Element data from apps and pages:
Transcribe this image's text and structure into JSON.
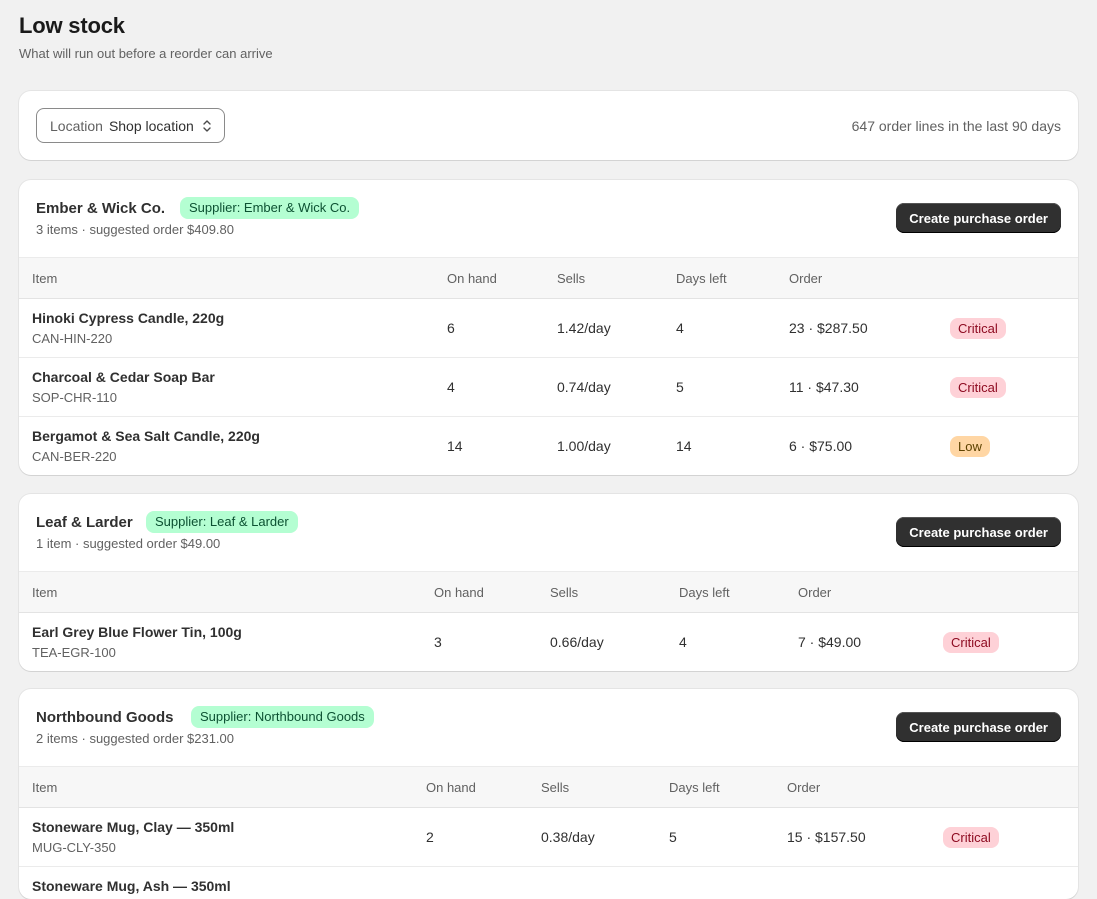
{
  "page": {
    "title": "Low stock",
    "subtitle": "What will run out before a reorder can arrive"
  },
  "filter": {
    "location_label": "Location",
    "location_value": "Shop location",
    "order_lines_text": "647 order lines in the last 90 days"
  },
  "table_headers": {
    "item": "Item",
    "on_hand": "On hand",
    "sells": "Sells",
    "days_left": "Days left",
    "order": "Order"
  },
  "suppliers": [
    {
      "name": "Ember & Wick Co.",
      "badge": "Supplier: Ember & Wick Co.",
      "summary": "3 items · suggested order $409.80",
      "button_label": "Create purchase order",
      "rows": [
        {
          "name": "Hinoki Cypress Candle, 220g",
          "sku": "CAN-HIN-220",
          "on_hand": "6",
          "sells": "1.42/day",
          "days_left": "4",
          "order": "23 · $287.50",
          "status": "Critical"
        },
        {
          "name": "Charcoal & Cedar Soap Bar",
          "sku": "SOP-CHR-110",
          "on_hand": "4",
          "sells": "0.74/day",
          "days_left": "5",
          "order": "11 · $47.30",
          "status": "Critical"
        },
        {
          "name": "Bergamot & Sea Salt Candle, 220g",
          "sku": "CAN-BER-220",
          "on_hand": "14",
          "sells": "1.00/day",
          "days_left": "14",
          "order": "6 · $75.00",
          "status": "Low"
        }
      ]
    },
    {
      "name": "Leaf & Larder",
      "badge": "Supplier: Leaf & Larder",
      "summary": "1 item · suggested order $49.00",
      "button_label": "Create purchase order",
      "rows": [
        {
          "name": "Earl Grey Blue Flower Tin, 100g",
          "sku": "TEA-EGR-100",
          "on_hand": "3",
          "sells": "0.66/day",
          "days_left": "4",
          "order": "7 · $49.00",
          "status": "Critical"
        }
      ]
    },
    {
      "name": "Northbound Goods",
      "badge": "Supplier: Northbound Goods",
      "summary": "2 items · suggested order $231.00",
      "button_label": "Create purchase order",
      "rows": [
        {
          "name": "Stoneware Mug, Clay — 350ml",
          "sku": "MUG-CLY-350",
          "on_hand": "2",
          "sells": "0.38/day",
          "days_left": "5",
          "order": "15 · $157.50",
          "status": "Critical"
        },
        {
          "name": "Stoneware Mug, Ash — 350ml",
          "sku": "",
          "on_hand": "",
          "sells": "",
          "days_left": "",
          "order": "",
          "status": ""
        }
      ]
    }
  ],
  "colors": {
    "critical_bg": "#fed1d7",
    "low_bg": "#ffd6a4",
    "supplier_badge_bg": "#b4fed2",
    "primary_button": "#303030"
  }
}
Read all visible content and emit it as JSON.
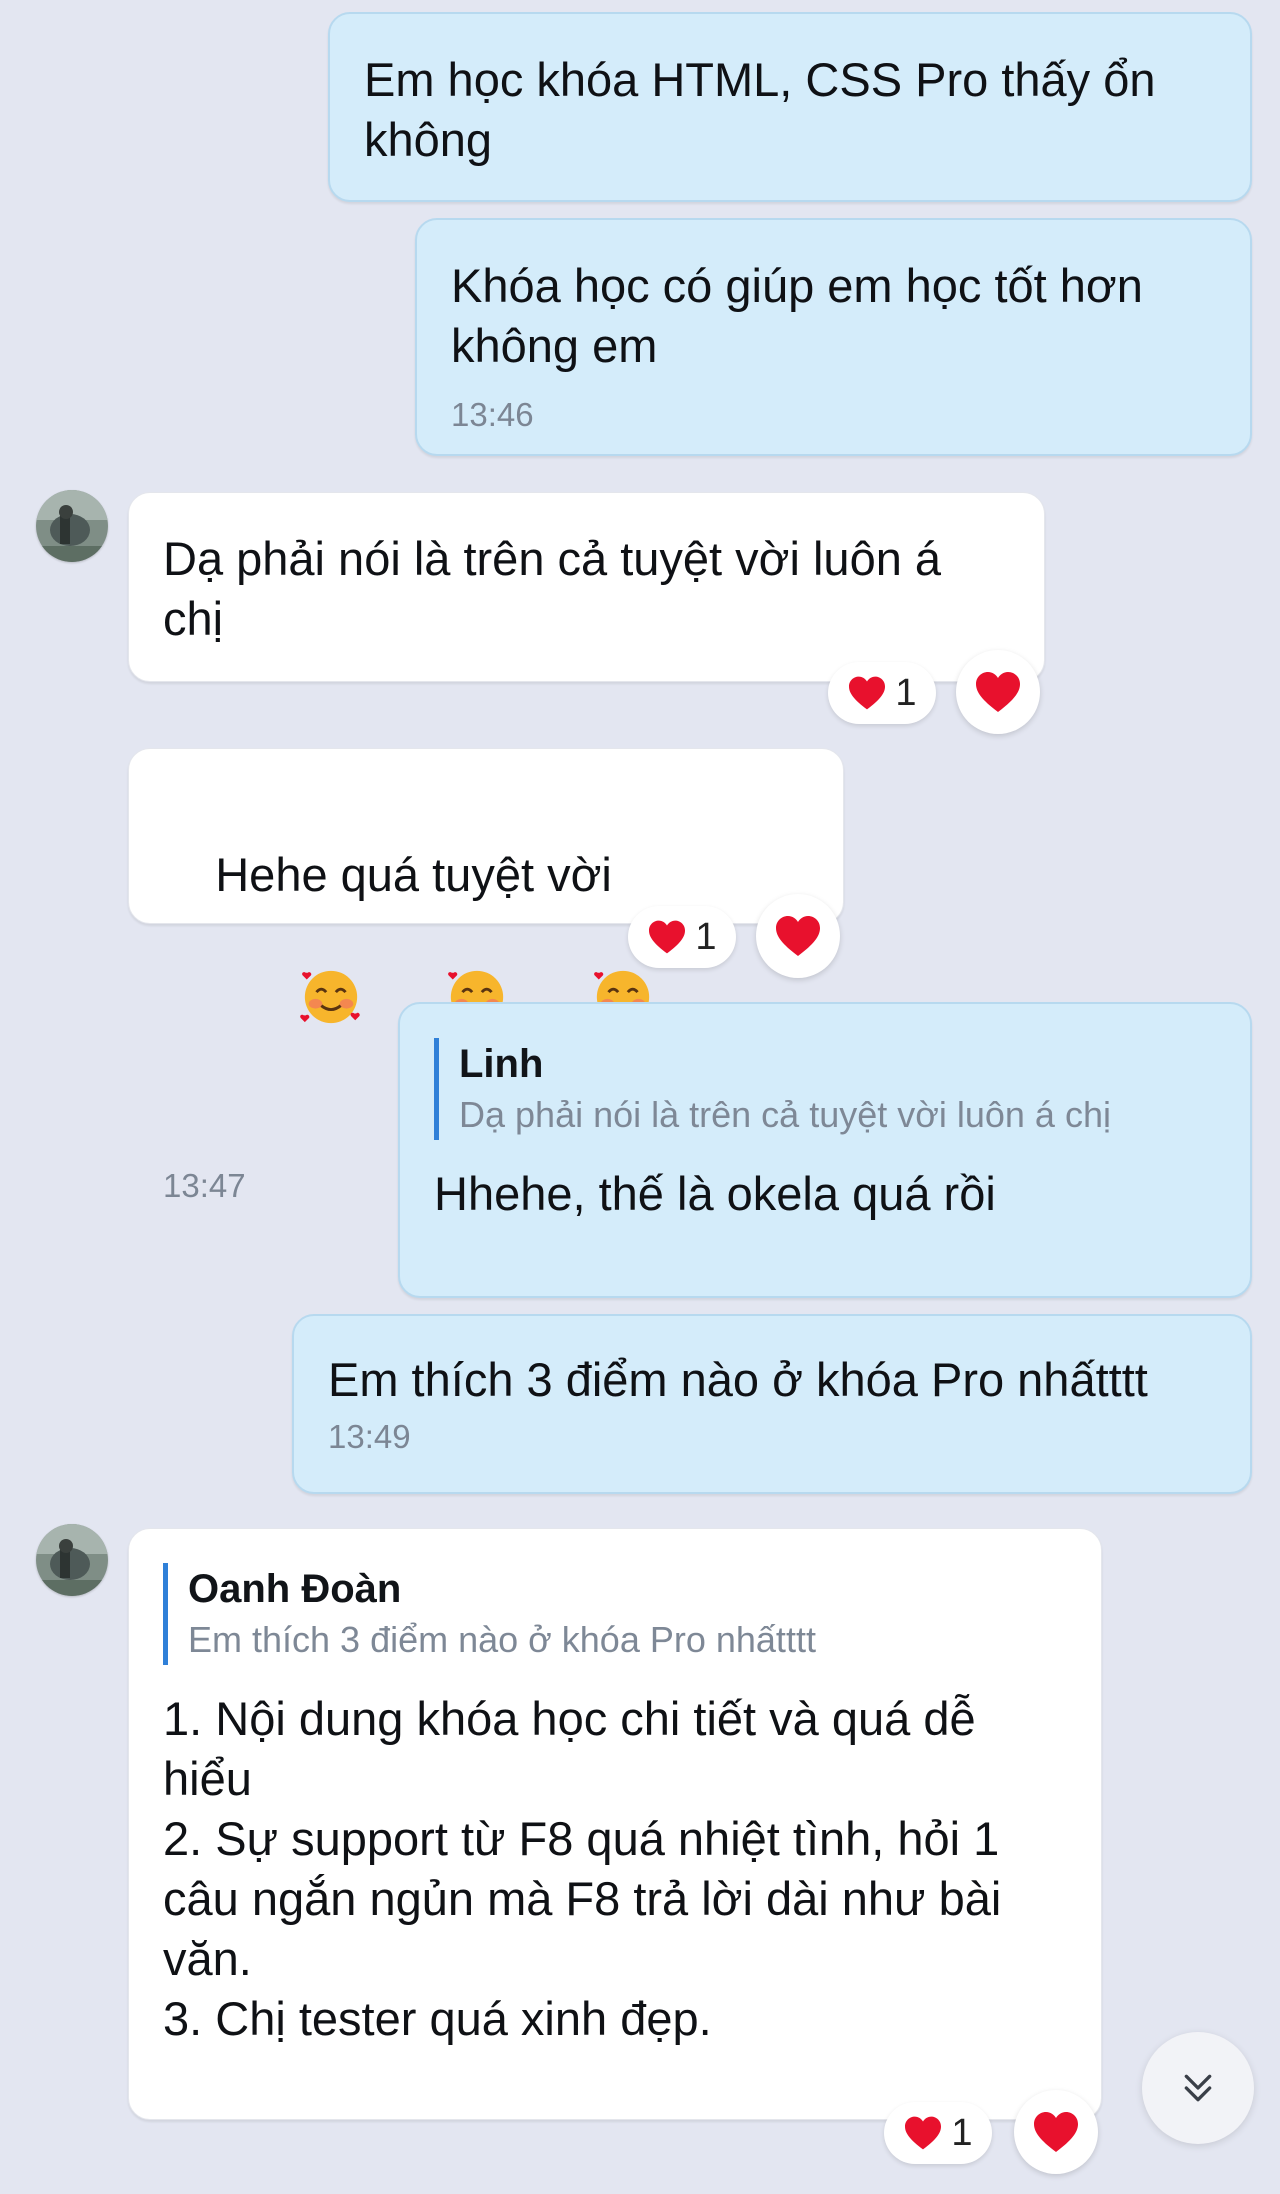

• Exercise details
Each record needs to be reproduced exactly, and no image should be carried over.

• Written solution
Transcribe this image's text and structure into JSON.
{
  "page": {
    "title": "Low stock",
    "subtitle": "What will run out before a reorder can arrive"
  },
  "filter": {
    "location_label": "Location",
    "location_value": "Shop location",
    "order_lines_text": "647 order lines in the last 90 days"
  },
  "table_headers": {
    "item": "Item",
    "on_hand": "On hand",
    "sells": "Sells",
    "days_left": "Days left",
    "order": "Order"
  },
  "suppliers": [
    {
      "name": "Ember & Wick Co.",
      "badge": "Supplier: Ember & Wick Co.",
      "summary": "3 items · suggested order $409.80",
      "button_label": "Create purchase order",
      "rows": [
        {
          "name": "Hinoki Cypress Candle, 220g",
          "sku": "CAN-HIN-220",
          "on_hand": "6",
          "sells": "1.42/day",
          "days_left": "4",
          "order": "23 · $287.50",
          "status": "Critical"
        },
        {
          "name": "Charcoal & Cedar Soap Bar",
          "sku": "SOP-CHR-110",
          "on_hand": "4",
          "sells": "0.74/day",
          "days_left": "5",
          "order": "11 · $47.30",
          "status": "Critical"
        },
        {
          "name": "Bergamot & Sea Salt Candle, 220g",
          "sku": "CAN-BER-220",
          "on_hand": "14",
          "sells": "1.00/day",
          "days_left": "14",
          "order": "6 · $75.00",
          "status": "Low"
        }
      ]
    },
    {
      "name": "Leaf & Larder",
      "badge": "Supplier: Leaf & Larder",
      "summary": "1 item · suggested order $49.00",
      "button_label": "Create purchase order",
      "rows": [
        {
          "name": "Earl Grey Blue Flower Tin, 100g",
          "sku": "TEA-EGR-100",
          "on_hand": "3",
          "sells": "0.66/day",
          "days_left": "4",
          "order": "7 · $49.00",
          "status": "Critical"
        }
      ]
    },
    {
      "name": "Northbound Goods",
      "badge": "Supplier: Northbound Goods",
      "summary": "2 items · suggested order $231.00",
      "button_label": "Create purchase order",
      "rows": [
        {
          "name": "Stoneware Mug, Clay — 350ml",
          "sku": "MUG-CLY-350",
          "on_hand": "2",
          "sells": "0.38/day",
          "days_left": "5",
          "order": "15 · $157.50",
          "status": "Critical"
        },
        {
          "name": "Stoneware Mug, Ash — 350ml",
          "sku": "",
          "on_hand": "",
          "sells": "",
          "days_left": "",
          "order": "",
          "status": ""
        }
      ]
    }
  ],
  "colors": {
    "critical_bg": "#fed1d7",
    "low_bg": "#ffd6a4",
    "supplier_badge_bg": "#b4fed2",
    "primary_button": "#303030"
  }
}
Read all visible content and emit it as JSON.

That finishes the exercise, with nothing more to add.